All seems to be getting way out of hand to me. Sure, my views are biased. I read The Australian, which is part of Murdoch's hate media, and of course anything associated with him is inherently eeevil. But while what NOTW did was truly disgraceful, it's comparatively minor in the grand scheme of things. There are far worse scandals that sections of the meeja have been complicit in -- for example the concerted attempts to demonize global warming skeptics. That's not nearly as ghoulish, but it's hugely more significant, surely.

And all this disgust from the public seems kind of hypocritical. They happily lapped up all the news that these dodgy practices uncovered for years, after all.

I can't help thinking it's all a bit like what happened to Princess Diana. The paparazzi hounded her to her death, and half the world went into collective shock and mourning. But those photographers were just "feeding the monster" too. Diana may well be alive today had the very people who were most in love with her not had such a voracious appetite for photos of her.

Not unlike the aftermath of that tragedy, the phone hacking scandal will result in a squillion pledges to clean up the tabloids.
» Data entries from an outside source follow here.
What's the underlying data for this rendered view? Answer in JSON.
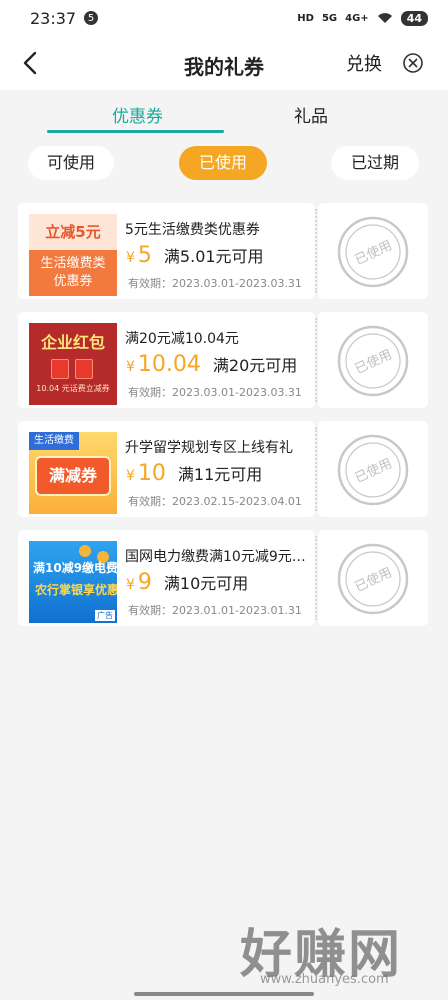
{
  "status_bar": {
    "time": "23:37",
    "notification_count": "5",
    "network_hd": "HD",
    "network_5g": "5G",
    "network_4g": "4G+",
    "battery": "44"
  },
  "header": {
    "title": "我的礼券",
    "exchange_label": "兑换"
  },
  "tabs": [
    {
      "label": "优惠券",
      "active": true
    },
    {
      "label": "礼品",
      "active": false
    }
  ],
  "filters": [
    {
      "label": "可使用",
      "selected": false
    },
    {
      "label": "已使用",
      "selected": true
    },
    {
      "label": "已过期",
      "selected": false
    }
  ],
  "stamp_text": "已使用",
  "coupons": [
    {
      "name": "5元生活缴费类优惠券",
      "currency": "¥",
      "amount": "5",
      "condition": "满5.01元可用",
      "validity": "有效期：2023.03.01-2023.03.31",
      "thumb": {
        "line1": "立减5元",
        "line2": "生活缴费类",
        "line3": "优惠券"
      }
    },
    {
      "name": "满20元减10.04元",
      "currency": "¥",
      "amount": "10.04",
      "condition": "满20元可用",
      "validity": "有效期：2023.03.01-2023.03.31",
      "thumb": {
        "line1": "企业红包",
        "line2": "10.04 元话费立减券"
      }
    },
    {
      "name": "升学留学规划专区上线有礼",
      "currency": "¥",
      "amount": "10",
      "condition": "满11元可用",
      "validity": "有效期：2023.02.15-2023.04.01",
      "thumb": {
        "line1": "生活缴费",
        "line2": "满减券"
      }
    },
    {
      "name": "国网电力缴费满10元减9元…",
      "currency": "¥",
      "amount": "9",
      "condition": "满10元可用",
      "validity": "有效期：2023.01.01-2023.01.31",
      "thumb": {
        "line1": "满10减9缴电费",
        "line2": "农行掌银享优惠",
        "line3": "广告"
      }
    }
  ],
  "watermark": {
    "text": "好赚网",
    "url": "www.zhuanyes.com"
  },
  "colors": {
    "accent": "#1aa99c",
    "orange": "#f5a623"
  }
}
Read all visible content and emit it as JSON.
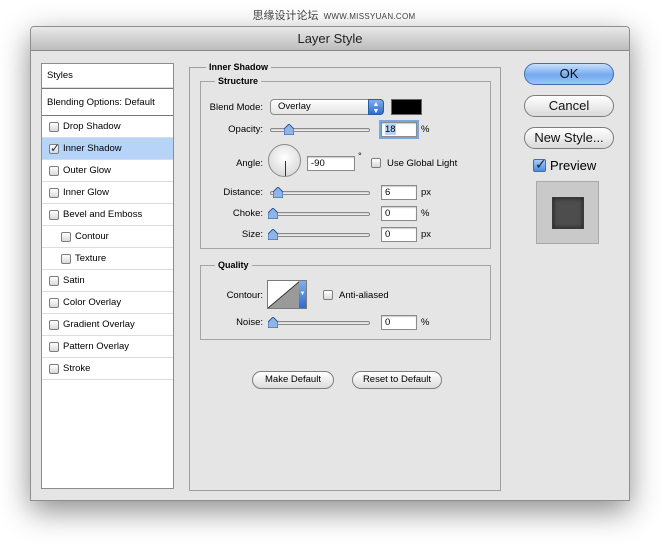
{
  "watermark": {
    "text": "思缘设计论坛",
    "site": "WWW.MISSYUAN.COM"
  },
  "window": {
    "title": "Layer Style"
  },
  "style_list": {
    "header": "Styles",
    "blending": "Blending Options: Default",
    "items": [
      {
        "label": "Drop Shadow",
        "checked": false,
        "selected": false,
        "sub": false
      },
      {
        "label": "Inner Shadow",
        "checked": true,
        "selected": true,
        "sub": false
      },
      {
        "label": "Outer Glow",
        "checked": false,
        "selected": false,
        "sub": false
      },
      {
        "label": "Inner Glow",
        "checked": false,
        "selected": false,
        "sub": false
      },
      {
        "label": "Bevel and Emboss",
        "checked": false,
        "selected": false,
        "sub": false
      },
      {
        "label": "Contour",
        "checked": false,
        "selected": false,
        "sub": true
      },
      {
        "label": "Texture",
        "checked": false,
        "selected": false,
        "sub": true
      },
      {
        "label": "Satin",
        "checked": false,
        "selected": false,
        "sub": false
      },
      {
        "label": "Color Overlay",
        "checked": false,
        "selected": false,
        "sub": false
      },
      {
        "label": "Gradient Overlay",
        "checked": false,
        "selected": false,
        "sub": false
      },
      {
        "label": "Pattern Overlay",
        "checked": false,
        "selected": false,
        "sub": false
      },
      {
        "label": "Stroke",
        "checked": false,
        "selected": false,
        "sub": false
      }
    ]
  },
  "panel": {
    "title": "Inner Shadow",
    "structure": {
      "title": "Structure",
      "blend_mode_label": "Blend Mode:",
      "blend_mode_value": "Overlay",
      "shadow_color": "#000000",
      "opacity_label": "Opacity:",
      "opacity_value": "18",
      "opacity_unit": "%",
      "angle_label": "Angle:",
      "angle_value": "-90",
      "angle_unit": "°",
      "global_light_label": "Use Global Light",
      "global_light_checked": false,
      "distance_label": "Distance:",
      "distance_value": "6",
      "distance_unit": "px",
      "choke_label": "Choke:",
      "choke_value": "0",
      "choke_unit": "%",
      "size_label": "Size:",
      "size_value": "0",
      "size_unit": "px"
    },
    "quality": {
      "title": "Quality",
      "contour_label": "Contour:",
      "antialiased_label": "Anti-aliased",
      "antialiased_checked": false,
      "noise_label": "Noise:",
      "noise_value": "0",
      "noise_unit": "%"
    },
    "make_default": "Make Default",
    "reset_default": "Reset to Default"
  },
  "actions": {
    "ok": "OK",
    "cancel": "Cancel",
    "new_style": "New Style...",
    "preview_label": "Preview",
    "preview_checked": true
  }
}
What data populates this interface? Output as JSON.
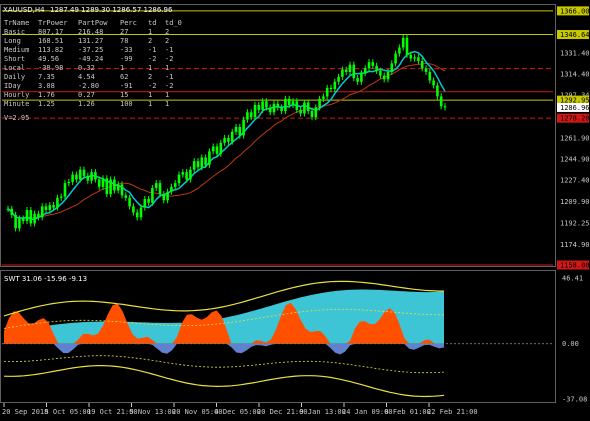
{
  "header": {
    "symbol": "XAUUSD,H4",
    "ohlc": "1287.49 1289.30 1286.57 1286.96"
  },
  "info_table": {
    "columns": [
      "TrName",
      "TrPower",
      "PartPow",
      "Perc",
      "td",
      "td_0"
    ],
    "rows": [
      [
        "Basic",
        "807.17",
        "216.48",
        "27",
        "1",
        "2"
      ],
      [
        "Long",
        "168.51",
        "131.27",
        "78",
        "2",
        "2"
      ],
      [
        "Medium",
        "113.82",
        "-37.25",
        "-33",
        "-1",
        "-1"
      ],
      [
        "Short",
        "49.56",
        "-49.24",
        "-99",
        "-2",
        "-2"
      ],
      [
        "Local",
        "-38.98",
        "0.32",
        "1",
        "1",
        "1"
      ],
      [
        "Daily",
        "7.35",
        "4.54",
        "62",
        "2",
        "-1"
      ],
      [
        "IDay",
        "3.08",
        "-2.80",
        "-91",
        "-2",
        "-2"
      ],
      [
        "Hourly",
        "1.76",
        "0.27",
        "15",
        "1",
        "1"
      ],
      [
        "Minute",
        "1.25",
        "1.26",
        "100",
        "1",
        "1"
      ]
    ],
    "footer": "V=2.95"
  },
  "price_axis": {
    "ticks": [
      "1366.00",
      "1346.64",
      "1331.40",
      "1314.40",
      "1297.34",
      "1292.95",
      "1286.96",
      "1278.20",
      "1261.90",
      "1244.90",
      "1227.40",
      "1209.90",
      "1192.25",
      "1174.90",
      "1158.00"
    ]
  },
  "oscillator": {
    "label": "SWT 31.06 -15.96 -9.13",
    "axis_ticks": [
      "46.41",
      "0.00",
      "-37.08"
    ]
  },
  "time_axis": {
    "labels": [
      "20 Sep 2018",
      "5 Oct 05:00",
      "19 Oct 21:00",
      "5 Nov 13:00",
      "20 Nov 05:00",
      "4 Dec 05:00",
      "20 Dec 21:00",
      "9 Jan 13:00",
      "24 Jan 09:00",
      "8 Feb 01:00",
      "22 Feb 21:00"
    ]
  },
  "colors": {
    "background": "#000000",
    "candles": "#00ff00",
    "ma_cyan": "#00c8d8",
    "ma_brown": "#b83a10",
    "level_red": "#d01818",
    "level_yellow": "#c8c800",
    "osc_orange": "#ff5000",
    "osc_cyan": "#40d0e0",
    "osc_blue": "#6080d0",
    "band_yellow": "#e8e040",
    "axis_fg": "#c8c8c8"
  },
  "chart_data": {
    "type": "candlestick",
    "symbol": "XAUUSD",
    "timeframe": "H4",
    "ylim": [
      1158,
      1370
    ],
    "x_labels": [
      "20 Sep 2018",
      "5 Oct 05:00",
      "19 Oct 21:00",
      "5 Nov 13:00",
      "20 Nov 05:00",
      "4 Dec 05:00",
      "20 Dec 21:00",
      "9 Jan 13:00",
      "24 Jan 09:00",
      "8 Feb 01:00",
      "22 Feb 21:00"
    ],
    "close_series": [
      1204,
      1199,
      1188,
      1196,
      1194,
      1203,
      1192,
      1200,
      1197,
      1206,
      1203,
      1207,
      1205,
      1213,
      1214,
      1225,
      1226,
      1232,
      1228,
      1236,
      1231,
      1227,
      1234,
      1228,
      1222,
      1229,
      1216,
      1228,
      1219,
      1224,
      1215,
      1213,
      1206,
      1201,
      1197,
      1205,
      1212,
      1209,
      1221,
      1225,
      1216,
      1211,
      1218,
      1222,
      1225,
      1232,
      1234,
      1228,
      1236,
      1243,
      1238,
      1246,
      1240,
      1251,
      1255,
      1249,
      1258,
      1262,
      1259,
      1267,
      1271,
      1264,
      1277,
      1283,
      1279,
      1289,
      1285,
      1292,
      1287,
      1283,
      1290,
      1287,
      1284,
      1294,
      1289,
      1292,
      1285,
      1282,
      1291,
      1284,
      1279,
      1287,
      1294,
      1296,
      1303,
      1302,
      1308,
      1312,
      1318,
      1316,
      1322,
      1311,
      1308,
      1315,
      1319,
      1324,
      1321,
      1317,
      1313,
      1310,
      1316,
      1323,
      1331,
      1336,
      1344,
      1330,
      1327,
      1328,
      1325,
      1319,
      1316,
      1309,
      1305,
      1296,
      1288,
      1287
    ],
    "levels": [
      {
        "value": 1366.0,
        "color": "yellow"
      },
      {
        "value": 1346.64,
        "color": "yellow"
      },
      {
        "value": 1318.74,
        "color": "red",
        "style": "dashed"
      },
      {
        "value": 1299.81,
        "color": "red"
      },
      {
        "value": 1292.95,
        "color": "yellow"
      },
      {
        "value": 1278.2,
        "color": "red",
        "style": "dashed"
      },
      {
        "value": 1158.0,
        "color": "red"
      }
    ],
    "current_price": 1286.96,
    "oscillator": {
      "name": "SWT",
      "values": [
        31.06,
        -15.96,
        -9.13
      ],
      "ylim": [
        -37.08,
        46.41
      ]
    }
  }
}
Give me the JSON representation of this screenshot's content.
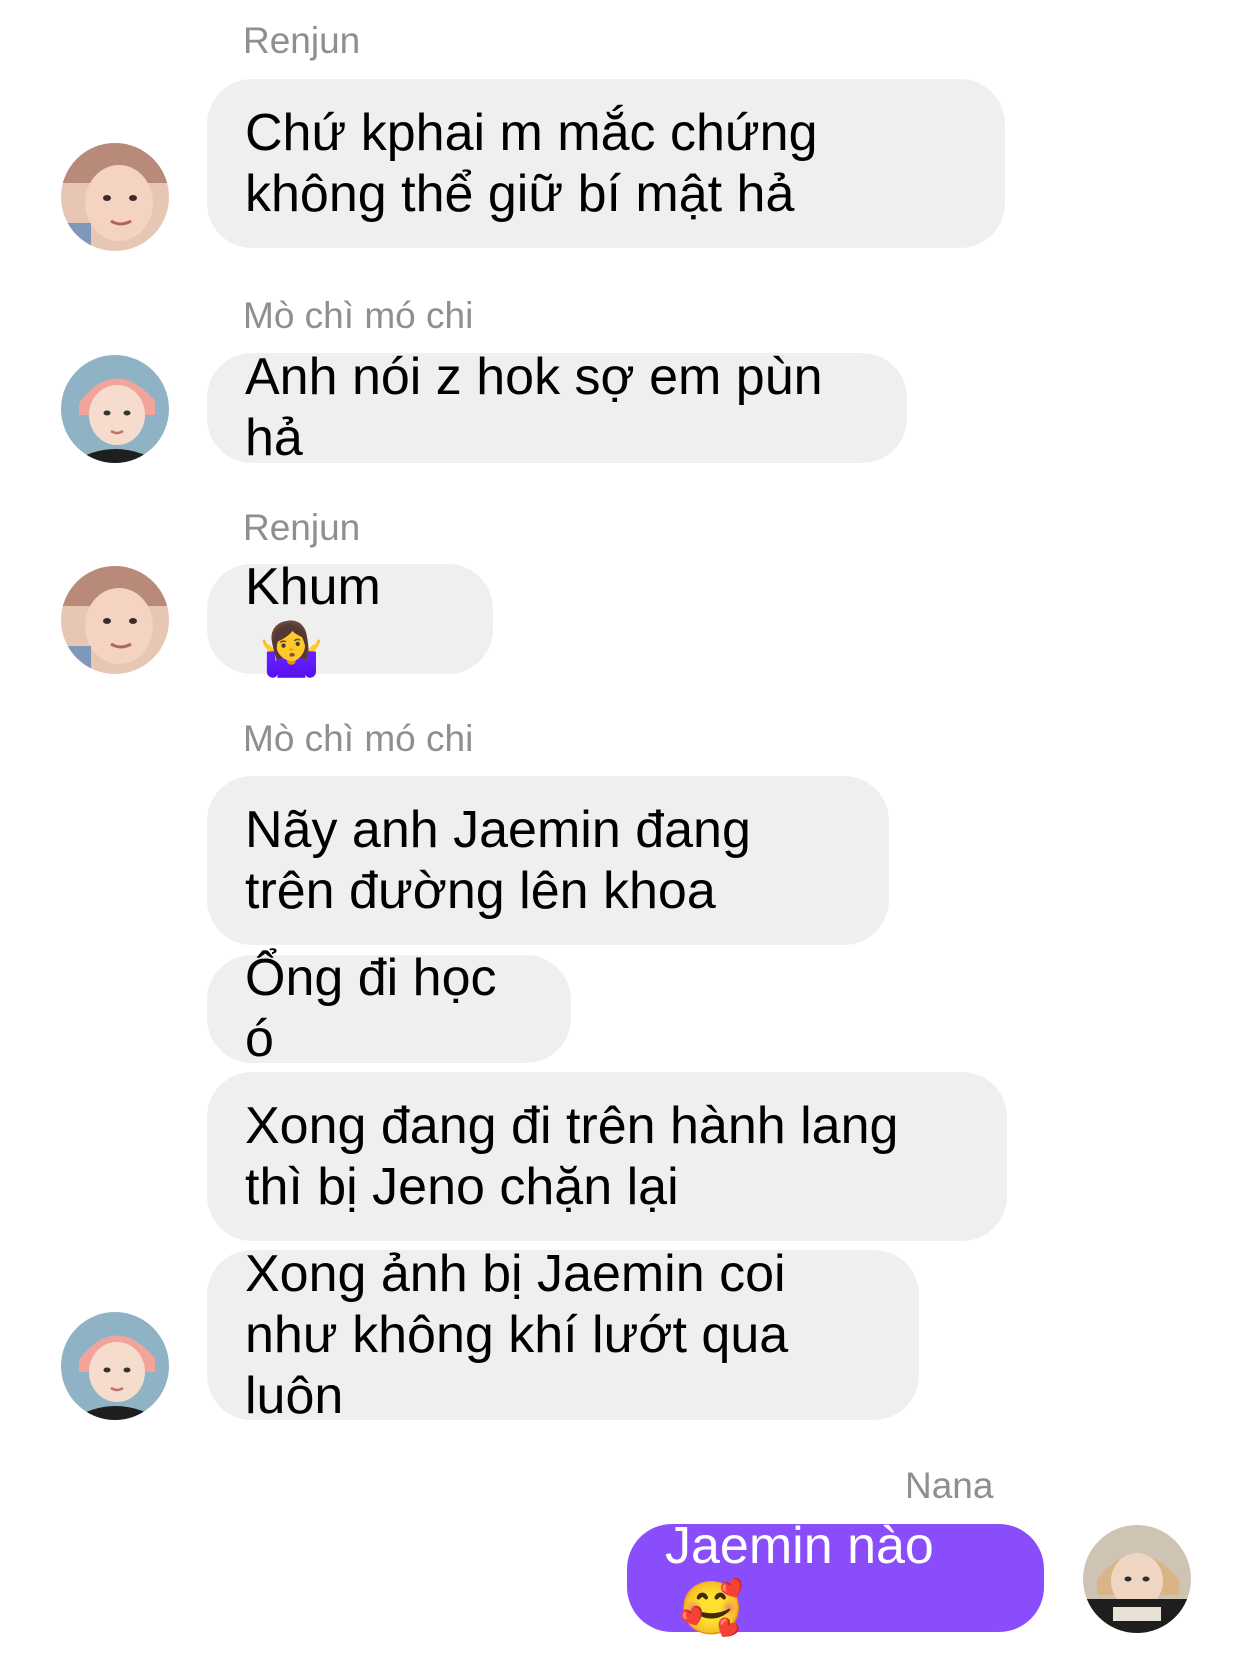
{
  "messages": [
    {
      "sender": "Renjun",
      "text": "Chứ kphai m mắc chứng không thể giữ bí mật hả"
    },
    {
      "sender": "Mò chì mó chi",
      "text": "Anh nói z hok sợ em pùn hả"
    },
    {
      "sender": "Renjun",
      "text": "Khum",
      "emoji": "🤷‍♀️",
      "emoji_name": "person-shrugging-icon"
    },
    {
      "sender": "Mò chì mó chi",
      "text": "Nãy anh Jaemin đang trên đường lên khoa"
    },
    {
      "text": "Ổng đi học ó"
    },
    {
      "text": "Xong đang đi trên hành lang thì bị Jeno chặn lại"
    },
    {
      "text": "Xong ảnh bị Jaemin coi như không khí lướt qua luôn"
    },
    {
      "sender": "Nana",
      "text": "Jaemin nào",
      "emoji": "🥰",
      "emoji_name": "smiling-face-with-hearts-icon",
      "outgoing": true
    }
  ],
  "colors": {
    "incoming_bubble": "#efefef",
    "outgoing_bubble": "#8a4dfc",
    "sender_name": "#8e8e93"
  }
}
But they'll all be back to their old ways a decade or so hence. Just you wait and see.

Sunday, July 17, 2011

Dennis Glover on The Bolt Report

Just watched The Bolt Report. One of Bolta's guests was the Labor speechwriter Dennis Glover. He's obviously an intelligent and articulate bloke but he kept making the classic Labor mistake: When confronted by working people's genuine frustration with the Government, Laborites never take it for what it is, but claim that it's only because the shock jokes have been winding 'em up. This is a condescending attitude that is deeply held in the party, and one of the main reasons they are in such deep, deep doo-doo. The more they express this contemptuous view of working class people, the worse their situation gets.

Really, they have to stop treating the electorate as utter nongs who can be "ginned up" by the Alan Joneses of the world and accept that Aussies can think for themselves and are bloody angry about they way they've been treated. Once Labor shows these people some respect and accepts responsibility for their own dire situation they may actually start to recover in the polls.

Friday, July 15, 2011

Murdoch-hater Stephen Mayne on ABC News Radio

I just heard Stephen Mayne being interviewed on ABC news Radio about the crisis engulfing News Corp (no link available). He was introduced as a shareholder activist and founder of Crikey. Not surprisingly, he got stuck into the embattled media baron big time!

I thought it was pretty ironic to ask his opinion, considering that Mayne's Crikey was never known as an examplar of media ethics. And that reputation continues. You would think that the interviewer might raise this issue at some stage -- you know, in the interests of the "balance" the ABC claims to uphold -- but of course he didn't.

Sure, the phone hacking scandal is a biggie, but some of the things Mayne said were laughably extreme. He said Murdoch resembled an ageing dictator like Mubarak and compared him to "Comical Ali", the Iraqi Information Minister.

He also got stuck into The Australian's push for "regime change", as if it was some kind of scary thing for democracy. But as everyone living in Oz knows only too well, the paper is merely articulating what most Australians feel. This government is probably the most dishonest and inept one we've ever had, led by the most embarrassingly vacuous numpty ever to disgrace The Lodge.

Mayne clearly hates Rupert's guts. And the interview with him was typical of the kind of meeja bias that is far more of a threat to democracy than Murdoch represents.